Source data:
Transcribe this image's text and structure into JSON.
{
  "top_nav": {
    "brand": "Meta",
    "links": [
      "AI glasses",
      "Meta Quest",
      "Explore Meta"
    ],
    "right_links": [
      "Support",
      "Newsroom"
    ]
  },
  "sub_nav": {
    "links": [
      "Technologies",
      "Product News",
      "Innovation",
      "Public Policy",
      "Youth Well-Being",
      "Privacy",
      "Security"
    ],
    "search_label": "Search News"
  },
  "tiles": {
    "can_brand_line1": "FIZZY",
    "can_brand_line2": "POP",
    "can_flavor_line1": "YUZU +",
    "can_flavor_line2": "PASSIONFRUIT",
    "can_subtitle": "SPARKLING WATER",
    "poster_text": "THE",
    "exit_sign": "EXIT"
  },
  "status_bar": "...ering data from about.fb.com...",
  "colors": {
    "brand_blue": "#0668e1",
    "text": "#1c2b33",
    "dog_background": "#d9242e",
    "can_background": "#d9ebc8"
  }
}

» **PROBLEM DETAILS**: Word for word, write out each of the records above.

» **ANSWER SPACE**:
Transcribe this image's text and structure into JSON.
{
  "top_nav": {
    "brand": "Meta",
    "links": [
      "AI glasses",
      "Meta Quest",
      "Explore Meta"
    ],
    "right_links": [
      "Support",
      "Newsroom"
    ]
  },
  "sub_nav": {
    "links": [
      "Technologies",
      "Product News",
      "Innovation",
      "Public Policy",
      "Youth Well-Being",
      "Privacy",
      "Security"
    ],
    "search_label": "Search News"
  },
  "tiles": {
    "can_brand_line1": "FIZZY",
    "can_brand_line2": "POP",
    "can_flavor_line1": "YUZU +",
    "can_flavor_line2": "PASSIONFRUIT",
    "can_subtitle": "SPARKLING WATER",
    "poster_text": "THE",
    "exit_sign": "EXIT"
  },
  "status_bar": "...ering data from about.fb.com...",
  "colors": {
    "brand_blue": "#0668e1",
    "text": "#1c2b33",
    "dog_background": "#d9242e",
    "can_background": "#d9ebc8"
  }
}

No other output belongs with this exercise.